Brendan James Murray
Education is a two-way street. Teachers have as much to learn from students as the other way round – that’s if they’re prepared to really get to know who sits in their classroom. Mornington Peninsula author and secondary school teacher Brendan James Murray is one of those teachers who makes the time to understand who his students are as people, where they’ve come from, and where they want to go in life. And he does all he can to help them get there, even when the system is stacked against them. Brendan knows there’s a whole lot more to life and education than an ATAR score.
Brendan teaches English at the school he attended. The new father didn’t grow up thinking he’d be a teacher. His first true love was writing. After studying professional writing, he cleverly realised that if he became an English teacher he could bring his love of reading and writing to his professional life.
In his memoir The School, released in May this year, Brendan shares his learnings from one year in the classroom. “It’s primarily about the students; it’s about school and teaching, but it’s also trying to show a reader who might not be a teacher life in a modern school. And that young people who often get a bad rap, that there’s so much that’s amazing and wonderful about them. And there’s so much about modern education we need to change for the sake of the kids.”
This insightful and honest book almost didn’t get written. “I can find it emotionally challenging to write about experiences people have had that are quite horrible.

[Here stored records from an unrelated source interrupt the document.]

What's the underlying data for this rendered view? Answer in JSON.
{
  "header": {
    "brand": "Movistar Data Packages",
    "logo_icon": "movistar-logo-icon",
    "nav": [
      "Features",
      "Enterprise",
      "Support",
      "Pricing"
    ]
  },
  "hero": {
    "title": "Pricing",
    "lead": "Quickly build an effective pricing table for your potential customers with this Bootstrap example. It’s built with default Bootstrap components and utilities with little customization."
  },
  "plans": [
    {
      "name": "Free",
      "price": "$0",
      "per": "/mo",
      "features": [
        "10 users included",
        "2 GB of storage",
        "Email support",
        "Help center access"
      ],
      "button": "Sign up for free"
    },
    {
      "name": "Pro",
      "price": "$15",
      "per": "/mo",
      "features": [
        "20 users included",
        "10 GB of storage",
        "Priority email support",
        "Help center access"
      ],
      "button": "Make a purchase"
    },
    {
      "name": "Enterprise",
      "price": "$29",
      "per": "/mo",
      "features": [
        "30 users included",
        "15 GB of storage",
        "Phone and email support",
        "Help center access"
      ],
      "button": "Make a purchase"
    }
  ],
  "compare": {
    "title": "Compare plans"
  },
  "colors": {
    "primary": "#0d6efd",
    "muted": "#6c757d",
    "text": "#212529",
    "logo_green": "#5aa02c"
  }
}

Early on in the writing I contacted the publisher to say I was struggling and wasn’t sure I’d be able to write it.” Fortunately, Brendan’s publisher was able to support him in telling this important story, and we can learn from the diverse and compelling characters included in The School.
To write his book, Brendan contacted some of his former students who are now adults. “I reached out to students whose stories I thought could illuminate something important about education. Every person I approached said yes. Writing the book was a case of doing those interviews, getting more aspects of the story, and then bringing it all together.”
One of those students was Wambui, who grew up in Kenya and came to Australia in the early years of high school. “In the village where Wambui grew up, she witnessed a man being murdered. It was a case of mob justice; the men of the village had caught him while he was robbing a house. He was killed outside Wambui’s house. She was only a little girl at the time; she was appealing for mercy and compassion. It is such a telling story. It reminds us of what some of these young people in our classes have experienced, and sometimes in a large group it is the children who need to be listened to, not silenced.”
Brendan wants to share one final thing: “My belief is teaching is a wonderful profession. I would implore anyone – be that a young person choosing a career or an older person looking to change career – I would encourage them to look at teaching.”
Brendan is guest author at Words after Dark, hosted by Antipodes Bookshop in Sorrento, on Thursday, September 9, from 6-8pm. It is a free event but bookings are essential. The School is published by Picador.